There comes a point when you are training for a major event when you will hit the highest possible level of endurance. It is at this point that you start to question your sanity, your ability and you simply wonder why the hell you have paid to enter an event that causes you so much physical and mental pain.
Saturday was that day for me.
The date for the longest training walk was booked into my diary months previously so I knew it would be coming. I had trained consistently for weeks and weeks, pushing myself at a faster pace during long walks and short walks too. Sunday mornings had regularly seen me awaiting training buddies at 7am in abandoned car parks whilst most were still in the land of nod.
So I was prepared, I should have been able to cope. However, it was on this day that my mind and body suddenly started to comprehend the enormity of the challenge at hand.
Beginning our journey at a social time of 9am we followed the River Stort path from Harlow Mill until it joined the River Lea at Rye House. With the sun shining, and feeling rather energetic we were making good time, so we continued to push at a strong pace.
Taking the River Lea path northwards we carried on through to 11 miles, stopping for a short refreshment break, before continuing along the river path to Hertford Town centre.
To help us get through the hours of walking, we started to break the route down into sections, with the next part following cycle path 61 from Hertford all the way to Panshanger – where we hit the half way point – 18 miles.
With the weather being warmer than it had been of late, I found myself drinking more water than normal, feeling rather dehydrated and rather nauseous shortly after the half way mark. I had no choice but to carry on, so I took more water on board and simply just put one foot in front of the other. Focusing on our next milestone.
Miles 18-25 saw us having to retrace our steps. Back along route 61, back through Hertford town centre, following the river until we reached Ware town centre and the most welcomed refreshment stop – a Fish and Chip dinner (or simply just chips and a much needed Diet Coke for me).
This would be our last major stop before our finish. Therefore it was the perfect opportunity to add layers to prepare for the daylight fading and to change into a fresh pair of socks. With the mixture of a proper rest stop and changing of kit came a renewed sense of energy. I felt ready to take on the final 11 miles back to where it all began.

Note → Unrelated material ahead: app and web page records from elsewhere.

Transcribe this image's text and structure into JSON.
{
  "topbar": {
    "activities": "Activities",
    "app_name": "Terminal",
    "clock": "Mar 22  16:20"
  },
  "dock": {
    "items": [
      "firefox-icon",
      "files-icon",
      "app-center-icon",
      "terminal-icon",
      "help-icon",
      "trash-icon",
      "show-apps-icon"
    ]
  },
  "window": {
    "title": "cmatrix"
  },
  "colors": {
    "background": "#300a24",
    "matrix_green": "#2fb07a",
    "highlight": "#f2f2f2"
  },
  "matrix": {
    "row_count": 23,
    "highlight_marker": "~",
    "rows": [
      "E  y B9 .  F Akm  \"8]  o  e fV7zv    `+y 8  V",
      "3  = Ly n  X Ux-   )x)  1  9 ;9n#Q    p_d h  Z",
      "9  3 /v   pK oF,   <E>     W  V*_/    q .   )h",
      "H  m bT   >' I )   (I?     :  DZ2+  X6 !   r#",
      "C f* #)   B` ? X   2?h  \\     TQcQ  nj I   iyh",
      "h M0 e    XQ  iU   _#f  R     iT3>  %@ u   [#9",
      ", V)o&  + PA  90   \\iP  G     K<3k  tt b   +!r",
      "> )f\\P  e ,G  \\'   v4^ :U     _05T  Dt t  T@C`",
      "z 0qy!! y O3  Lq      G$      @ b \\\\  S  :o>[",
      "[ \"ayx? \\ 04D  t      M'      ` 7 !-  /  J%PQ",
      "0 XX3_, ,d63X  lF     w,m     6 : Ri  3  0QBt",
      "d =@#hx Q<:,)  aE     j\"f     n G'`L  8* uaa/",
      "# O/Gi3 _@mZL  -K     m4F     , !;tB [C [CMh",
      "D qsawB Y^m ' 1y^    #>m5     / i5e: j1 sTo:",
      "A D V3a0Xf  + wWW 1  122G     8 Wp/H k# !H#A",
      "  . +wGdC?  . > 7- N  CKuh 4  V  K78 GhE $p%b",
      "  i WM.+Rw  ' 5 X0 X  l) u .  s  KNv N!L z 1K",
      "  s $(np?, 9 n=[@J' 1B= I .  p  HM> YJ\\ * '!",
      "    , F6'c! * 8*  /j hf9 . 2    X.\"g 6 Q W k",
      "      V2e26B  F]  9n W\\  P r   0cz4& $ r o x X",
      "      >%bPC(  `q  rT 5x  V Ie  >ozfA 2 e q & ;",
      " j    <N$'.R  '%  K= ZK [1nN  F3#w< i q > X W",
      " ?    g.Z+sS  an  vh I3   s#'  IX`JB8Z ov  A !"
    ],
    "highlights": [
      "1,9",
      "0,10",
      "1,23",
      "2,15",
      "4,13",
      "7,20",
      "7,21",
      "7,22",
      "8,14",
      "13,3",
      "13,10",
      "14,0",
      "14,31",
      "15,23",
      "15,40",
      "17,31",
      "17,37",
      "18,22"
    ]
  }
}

We continued on, sometimes talking, sometimes in comfortable silence – each of us focused on our own thoughts, finding our own way to get through. However, my fresh feeling did not last much longer. My feet were throbbing, my poorly bunions causing shooting pains as they swelled against the walking shoes and fatigue generally started to set in. We had been on our feet for around 10 hours at this point, with very little rest. Daylight was fast diminishing and all we wanted to be finished.
Our final point of rest was at the point we marked as “the five mile bridge.” The bridge that we stated was the home stretch on the way out, many hours earlier.
Here the night torches came out in preparation, final layers were added and I gave my poorly feet a chance to get through the last few miles by changing into my trainers. And they thanked me for it. With darkness setting in, the comfort of my trainers and a great longing for a shower, pajamas and prosecco – I pushed myself to keep going to the end. Not focusing on the path in front, instead keeping my eyes on my training buddies feet in front, I made it through feeling rather emotional and delirious to the end.
36.7 miles clocked up. 12 hours after we had set off, we made it back to our cars, exhausted and elated.
Whilst I am extremely proud of getting through the training on Saturday, I have not stopped thinking about those extra 30 miles that are going to be added on top in less than three weeks time.
I wonder if my feet are going to cope, how I am going to find the ability to push through, how I am going to get through the long night hours, how is this even possible and what the hell was I thinking in signing up for this in the first place.
Last year I thought the London Marathon was the hardest challenge I had ever faced, I thought I would never be faced with anything that would push me more than 26.2 miles had done.
I could not be more wrong.
With just little under three weeks until the Isle of Wight Challenge I need to know how this is actually possible.